Houston Daily Post, October 10, 1902
Both railroads became part of the Southern Pacific system, and today, both lines continue to see significant traffic under the ownership of Union Pacific. Tower 3 was decommissioned in 1996 and relocated a few tenths of a mile east to a trackside location in downtown Flatonia. Restoration activities began soon thereafter and today, the tower is a historic showcase for the town.
Tower 3 in 1945 [Chino Chapa collection]
Flatonia Viewing Platform
October 2002 saw the opening of the Flatonia Rail Park Photo Pavilion at the original location of Tower 3. The new platform, which is handicap accessible, is located on land owned by the City of Flatonia and is diagonally across the diamond from the site of Tower 3. This is a very good place to watch and photograph trains. The Photo Pavilion is very close to the UP's Sunset route (which runs east and west). The other rail lines adjacent to the pavilion are: The Dalsa Cutoff in from the north and the Port Lavaca Branch, which runs south via Victoria and on to Brownsville and Laredo. The Photo Pavilion is open to those who wish to watch trains 24 hours per day, seven days per week. The Pavilion is covered, and is 3'-6" above natural grade. There are over 25 trains in a 24 hour time. All rail lines are in the vicinity are owned by Union Pacific.
Other parts of the Flatonia Railpark include:
Additional Photos, Tower 3
In the distance, the Blue Streak passes by a closed Tower 3 while an empty coal train holds short of the diamond. (Tom Kline photo)
A new interlocker cabin was installed at the Tower 3 crossing on 7/23/96. (Tom Kline photo)

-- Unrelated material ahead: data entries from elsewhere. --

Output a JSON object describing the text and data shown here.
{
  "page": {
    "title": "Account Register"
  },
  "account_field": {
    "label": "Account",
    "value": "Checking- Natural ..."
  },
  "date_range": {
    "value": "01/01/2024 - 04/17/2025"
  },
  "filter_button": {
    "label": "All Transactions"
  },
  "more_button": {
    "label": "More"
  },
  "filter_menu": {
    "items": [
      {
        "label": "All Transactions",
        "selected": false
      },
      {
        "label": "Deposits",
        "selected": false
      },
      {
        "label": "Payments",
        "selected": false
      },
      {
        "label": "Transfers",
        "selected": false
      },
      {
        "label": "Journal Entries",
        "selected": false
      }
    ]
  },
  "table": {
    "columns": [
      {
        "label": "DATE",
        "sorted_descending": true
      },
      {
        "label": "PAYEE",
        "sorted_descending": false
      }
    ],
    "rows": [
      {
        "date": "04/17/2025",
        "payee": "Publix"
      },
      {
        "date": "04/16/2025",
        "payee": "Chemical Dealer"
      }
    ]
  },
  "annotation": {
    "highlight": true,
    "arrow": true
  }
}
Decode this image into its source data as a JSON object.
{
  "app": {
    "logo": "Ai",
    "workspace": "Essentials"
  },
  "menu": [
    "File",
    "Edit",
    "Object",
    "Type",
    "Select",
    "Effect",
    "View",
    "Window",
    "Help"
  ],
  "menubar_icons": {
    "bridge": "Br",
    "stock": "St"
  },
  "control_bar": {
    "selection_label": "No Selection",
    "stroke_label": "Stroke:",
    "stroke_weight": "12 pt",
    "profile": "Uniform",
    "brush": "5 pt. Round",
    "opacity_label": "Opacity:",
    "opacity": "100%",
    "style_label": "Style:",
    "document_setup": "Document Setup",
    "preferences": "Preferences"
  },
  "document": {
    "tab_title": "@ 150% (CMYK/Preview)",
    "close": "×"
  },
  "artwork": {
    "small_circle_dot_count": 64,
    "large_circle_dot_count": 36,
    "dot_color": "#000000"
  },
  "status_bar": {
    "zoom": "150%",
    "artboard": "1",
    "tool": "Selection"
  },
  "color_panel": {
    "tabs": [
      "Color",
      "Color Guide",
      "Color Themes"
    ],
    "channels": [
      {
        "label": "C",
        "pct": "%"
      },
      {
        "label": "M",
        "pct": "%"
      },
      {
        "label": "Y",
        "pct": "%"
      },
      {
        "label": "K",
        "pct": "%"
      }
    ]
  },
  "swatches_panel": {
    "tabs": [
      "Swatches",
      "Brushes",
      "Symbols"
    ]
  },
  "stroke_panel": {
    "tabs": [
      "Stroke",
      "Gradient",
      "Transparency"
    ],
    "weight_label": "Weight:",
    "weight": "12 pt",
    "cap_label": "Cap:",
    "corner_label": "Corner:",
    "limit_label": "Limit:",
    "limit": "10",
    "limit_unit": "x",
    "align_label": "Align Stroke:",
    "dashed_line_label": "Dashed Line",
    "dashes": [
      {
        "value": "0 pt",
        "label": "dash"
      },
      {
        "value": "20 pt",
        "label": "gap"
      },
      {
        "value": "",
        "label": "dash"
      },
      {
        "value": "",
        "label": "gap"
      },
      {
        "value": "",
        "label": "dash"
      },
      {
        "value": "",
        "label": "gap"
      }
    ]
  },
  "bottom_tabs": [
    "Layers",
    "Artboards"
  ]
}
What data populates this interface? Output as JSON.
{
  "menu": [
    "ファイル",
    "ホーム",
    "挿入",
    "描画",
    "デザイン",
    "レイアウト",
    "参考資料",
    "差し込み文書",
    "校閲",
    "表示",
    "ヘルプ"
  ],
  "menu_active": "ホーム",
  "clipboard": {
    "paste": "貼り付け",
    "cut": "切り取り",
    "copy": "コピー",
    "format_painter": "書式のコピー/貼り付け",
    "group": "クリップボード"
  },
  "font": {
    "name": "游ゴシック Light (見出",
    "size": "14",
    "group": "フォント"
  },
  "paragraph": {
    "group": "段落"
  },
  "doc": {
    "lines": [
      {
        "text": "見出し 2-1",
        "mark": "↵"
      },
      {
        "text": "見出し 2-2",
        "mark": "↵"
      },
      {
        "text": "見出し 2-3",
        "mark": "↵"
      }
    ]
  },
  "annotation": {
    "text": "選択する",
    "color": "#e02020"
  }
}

A view of Tower 3 shortly after its
relocation but before renovation
efforts began. Photo by Bill King.
Five Photos by R. J. McKay
The levers in the tower were connected to the rods that ran along the track.
The physical motion of the lever in the tower would be transferred to a field
device that moved. Switch points, semaphore signals and derail devices were
the common field devices moved be the tower levers.
Other Historic Railroad Structures in Flatonia (Tommy Shults photos)
This is an undated photo of the SA&AP passenger depot
with the signboard name "Flatonia Jct." on the end of the depot.
This is a "newer" SA&AP passenger depot still in use by the
Union Pacific as of mid 2003. This structure is located just a
short distance away from the diamond where Tower 3 once stood.
A rail spur off the main is how the SAAP served downtown Flatonia
with freight service. This depot is the SA & AP freight depot. Building
is privately owned, but may be viewed from public property just north
of the UP main on State Hwy. 95.
Satellite Image, Tower 3 Vicinity